-- MATERIAL TO PROCESS follows --

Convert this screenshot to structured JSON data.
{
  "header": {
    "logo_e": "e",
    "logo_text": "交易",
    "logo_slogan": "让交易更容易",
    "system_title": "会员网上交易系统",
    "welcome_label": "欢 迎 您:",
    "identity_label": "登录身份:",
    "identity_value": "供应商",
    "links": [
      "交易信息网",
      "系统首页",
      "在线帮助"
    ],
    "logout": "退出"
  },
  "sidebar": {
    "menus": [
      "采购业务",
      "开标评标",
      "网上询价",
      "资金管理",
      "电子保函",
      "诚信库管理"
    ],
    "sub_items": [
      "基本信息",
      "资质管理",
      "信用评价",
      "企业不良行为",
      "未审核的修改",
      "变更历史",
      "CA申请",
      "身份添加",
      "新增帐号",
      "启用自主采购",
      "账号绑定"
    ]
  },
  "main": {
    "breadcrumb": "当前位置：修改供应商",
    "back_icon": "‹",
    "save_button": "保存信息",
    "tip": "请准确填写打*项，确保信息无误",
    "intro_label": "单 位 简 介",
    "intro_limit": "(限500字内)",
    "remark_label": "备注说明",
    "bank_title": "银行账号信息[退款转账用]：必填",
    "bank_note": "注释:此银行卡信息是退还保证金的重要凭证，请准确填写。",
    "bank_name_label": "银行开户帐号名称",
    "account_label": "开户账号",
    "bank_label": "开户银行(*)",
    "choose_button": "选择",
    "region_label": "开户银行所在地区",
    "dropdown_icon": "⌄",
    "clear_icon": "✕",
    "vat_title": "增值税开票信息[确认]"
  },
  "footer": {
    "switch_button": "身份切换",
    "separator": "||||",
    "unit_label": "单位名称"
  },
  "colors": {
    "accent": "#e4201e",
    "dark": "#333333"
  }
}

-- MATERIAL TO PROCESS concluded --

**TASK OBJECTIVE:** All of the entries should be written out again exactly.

**OUTPUT BELOW:**
Convert this screenshot to structured JSON data.
{
  "header": {
    "logo_e": "e",
    "logo_text": "交易",
    "logo_slogan": "让交易更容易",
    "system_title": "会员网上交易系统",
    "welcome_label": "欢 迎 您:",
    "identity_label": "登录身份:",
    "identity_value": "供应商",
    "links": [
      "交易信息网",
      "系统首页",
      "在线帮助"
    ],
    "logout": "退出"
  },
  "sidebar": {
    "menus": [
      "采购业务",
      "开标评标",
      "网上询价",
      "资金管理",
      "电子保函",
      "诚信库管理"
    ],
    "sub_items": [
      "基本信息",
      "资质管理",
      "信用评价",
      "企业不良行为",
      "未审核的修改",
      "变更历史",
      "CA申请",
      "身份添加",
      "新增帐号",
      "启用自主采购",
      "账号绑定"
    ]
  },
  "main": {
    "breadcrumb": "当前位置：修改供应商",
    "back_icon": "‹",
    "save_button": "保存信息",
    "tip": "请准确填写打*项，确保信息无误",
    "intro_label": "单 位 简 介",
    "intro_limit": "(限500字内)",
    "remark_label": "备注说明",
    "bank_title": "银行账号信息[退款转账用]：必填",
    "bank_note": "注释:此银行卡信息是退还保证金的重要凭证，请准确填写。",
    "bank_name_label": "银行开户帐号名称",
    "account_label": "开户账号",
    "bank_label": "开户银行(*)",
    "choose_button": "选择",
    "region_label": "开户银行所在地区",
    "dropdown_icon": "⌄",
    "clear_icon": "✕",
    "vat_title": "增值税开票信息[确认]"
  },
  "footer": {
    "switch_button": "身份切换",
    "separator": "||||",
    "unit_label": "单位名称"
  },
  "colors": {
    "accent": "#e4201e",
    "dark": "#333333"
  }
}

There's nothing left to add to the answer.